Digging into both DVD releases, sadly, there's not much more on the inside, either. While we get 33 episodes, both releases are absent of any extras save for a collection of trailers for other products. It's not unexpected, to be honest, but not as disappointing as one may think. Sure, it would be nice to have extras for this release but I can't say I'm upset that none are to be found. I'm sure there are piles of people willing to talk about the production of this series, and hopefully we'll hear from them in future releases. Thankfully, with the massive amount of episodes, the extras aren't really missed, to be honest.

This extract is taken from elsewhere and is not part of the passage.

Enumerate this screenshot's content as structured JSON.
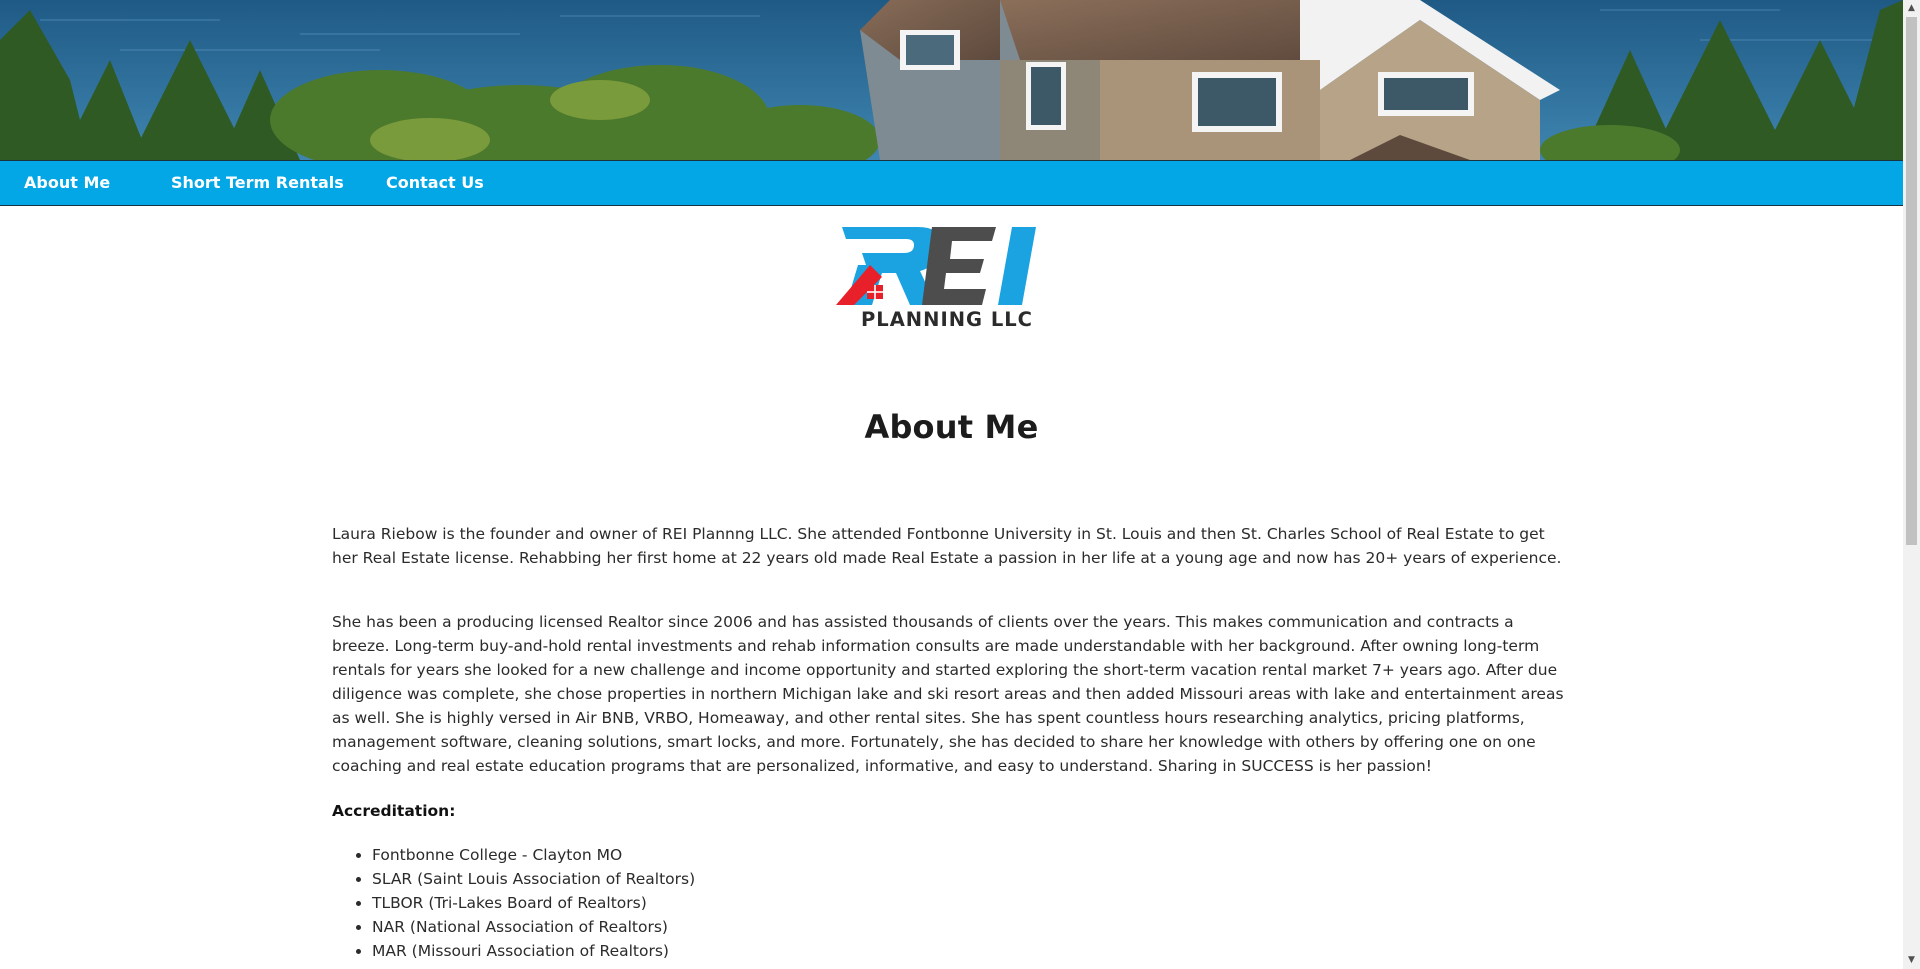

The audio and video transfer for both of these releases are good, but not great. To be honest, I wasn't expecting any massive remastering of the series and what we get here isn't as bad as other reviews have made it out to be. While the transfer for both releases are pretty solid with just a hint of compression and interlacing popping up every once and a bit, it's the episodes themselves that don't look particularly solid. Some do look murky from time to time, with dust, dirt, and scratches popping up almost regularly, but the quality is no different, and maybe a shade or two higher, than what you'd see when the show itself reruns on television. While it would have been nice to see the episodes get remastered, what we see here is completely watchable and not as bad as others have stated. In addition, the audio is standard for this release, a serviceable stereo transfer, though earlier episodes do sound metallic. Still, it sounds crystal clear and is completely serviceable.

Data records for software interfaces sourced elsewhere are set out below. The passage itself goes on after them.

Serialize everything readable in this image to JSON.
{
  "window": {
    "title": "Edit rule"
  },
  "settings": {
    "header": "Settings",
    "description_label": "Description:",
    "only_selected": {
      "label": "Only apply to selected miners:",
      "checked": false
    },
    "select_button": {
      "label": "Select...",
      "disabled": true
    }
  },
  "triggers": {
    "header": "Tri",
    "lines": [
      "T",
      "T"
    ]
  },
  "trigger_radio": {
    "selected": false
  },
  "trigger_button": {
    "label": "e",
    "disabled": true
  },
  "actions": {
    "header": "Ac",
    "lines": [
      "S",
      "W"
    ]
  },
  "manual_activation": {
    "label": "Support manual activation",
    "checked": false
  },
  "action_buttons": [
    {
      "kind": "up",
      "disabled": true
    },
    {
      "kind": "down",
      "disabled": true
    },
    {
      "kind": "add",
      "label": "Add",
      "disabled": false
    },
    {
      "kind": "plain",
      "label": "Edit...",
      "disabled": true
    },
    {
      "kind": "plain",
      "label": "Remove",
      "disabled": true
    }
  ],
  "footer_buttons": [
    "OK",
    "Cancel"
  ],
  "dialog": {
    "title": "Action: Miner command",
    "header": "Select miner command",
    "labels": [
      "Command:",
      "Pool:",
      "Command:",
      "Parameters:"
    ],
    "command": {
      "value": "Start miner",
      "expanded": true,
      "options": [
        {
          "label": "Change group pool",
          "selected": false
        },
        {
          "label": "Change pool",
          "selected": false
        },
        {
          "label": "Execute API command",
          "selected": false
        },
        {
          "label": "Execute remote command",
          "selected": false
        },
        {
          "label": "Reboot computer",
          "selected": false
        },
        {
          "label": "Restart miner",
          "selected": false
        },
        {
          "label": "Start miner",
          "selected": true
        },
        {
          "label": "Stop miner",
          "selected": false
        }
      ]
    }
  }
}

As for whether or not these episodes are edited, I honestly cannot say. I never caught the edited editions of this series when it re-aired on the late UPN, or more recently on Disney XD. As far as I can tell, the episodes themselves are complete. I may be wrong, however, but I am sure there are fans out there who will be able to easily discover whether or not these are 100% complete. The only noticeable difference I can see is that the Saban title card in the end credits is no longer present, likely for legal reasons. The screen just goes black instead of the Saban end credits title card appearing. Still, such a minor change, one that hopefully fans won't overreact to, is not worth missing out on these solid DVD releases.

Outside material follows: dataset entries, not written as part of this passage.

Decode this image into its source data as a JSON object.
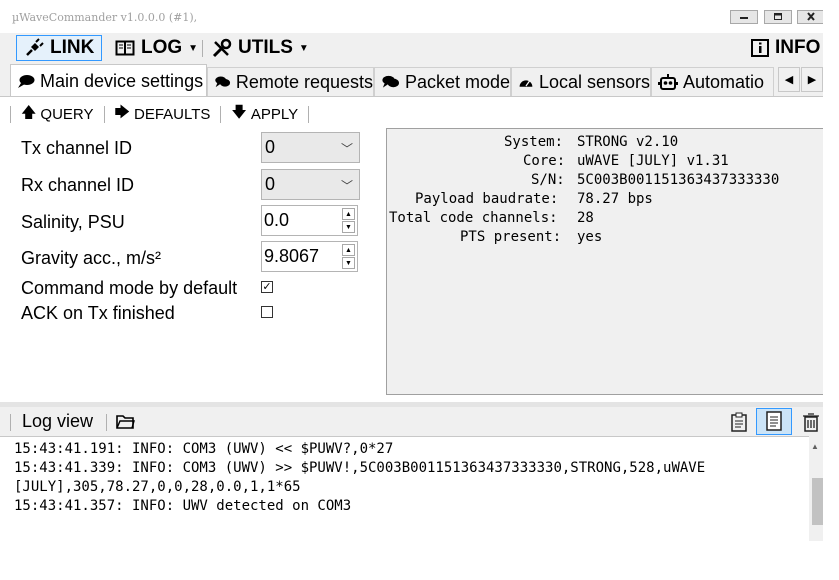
{
  "window": {
    "title": "µWaveCommander v1.0.0.0 (#1),",
    "buttons": [
      "minimize-icon",
      "restore-icon",
      "close-icon"
    ]
  },
  "toolbar": {
    "link": "LINK",
    "log": "LOG",
    "utils": "UTILS",
    "info": "INFO"
  },
  "tabs": {
    "main": "Main device settings",
    "remote": "Remote requests",
    "packet": "Packet mode",
    "sensors": "Local sensors",
    "automation": "Automatio"
  },
  "actions": {
    "query": "QUERY",
    "defaults": "DEFAULTS",
    "apply": "APPLY"
  },
  "settings": {
    "tx_label": "Tx channel ID",
    "tx_value": "0",
    "rx_label": "Rx channel ID",
    "rx_value": "0",
    "salinity_label": "Salinity, PSU",
    "salinity_value": "0.0",
    "gravity_label": "Gravity acc., m/s²",
    "gravity_value": "9.8067",
    "command_mode_label": "Command mode by default",
    "command_mode_checked": true,
    "ack_label": "ACK on Tx finished",
    "ack_checked": false
  },
  "info": {
    "rows": [
      {
        "key": "System:",
        "value": "STRONG v2.10"
      },
      {
        "key": "Core:",
        "value": "uWAVE [JULY] v1.31"
      },
      {
        "key": "S/N:",
        "value": "5C003B001151363437333330"
      },
      {
        "key": "Payload baudrate:",
        "value": "78.27 bps"
      },
      {
        "key": "Total code channels:",
        "value": "28"
      },
      {
        "key": "PTS present:",
        "value": "yes"
      }
    ]
  },
  "log": {
    "title": "Log view",
    "lines": [
      "15:43:41.191: INFO: COM3 (UWV) << $PUWV?,0*27",
      "15:43:41.339: INFO: COM3 (UWV) >> $PUWV!,5C003B001151363437333330,STRONG,528,uWAVE",
      "[JULY],305,78.27,0,0,28,0.0,1,1*65",
      "15:43:41.357: INFO: UWV detected on COM3"
    ]
  }
}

Overall, X-Men: The Animated Series - Volume One and X-Men: The Animated Series - Volume Two are two releases that fans should definitely not overlook. While they may be lacking in extras, the content on both releases is quite impressive, totaling 33 episodes in total. And, while they could be better, the audio and video is just fine for this release, especially considering the age of the series. Buena Vista Home Entertainment has done a good job getting this series onto DVD, and I`m sure fans won't be disappointed. While true the lack of extras can be disappointing for most, the amount of content here, in the form of 33 episodes, is pretty staggering and should keep fans well engaged for quite sometime. X-Men: The Animated Series - Volume One and X-Men: The Animated Series - Volume Two are two DVD releases that definitely come Recommended.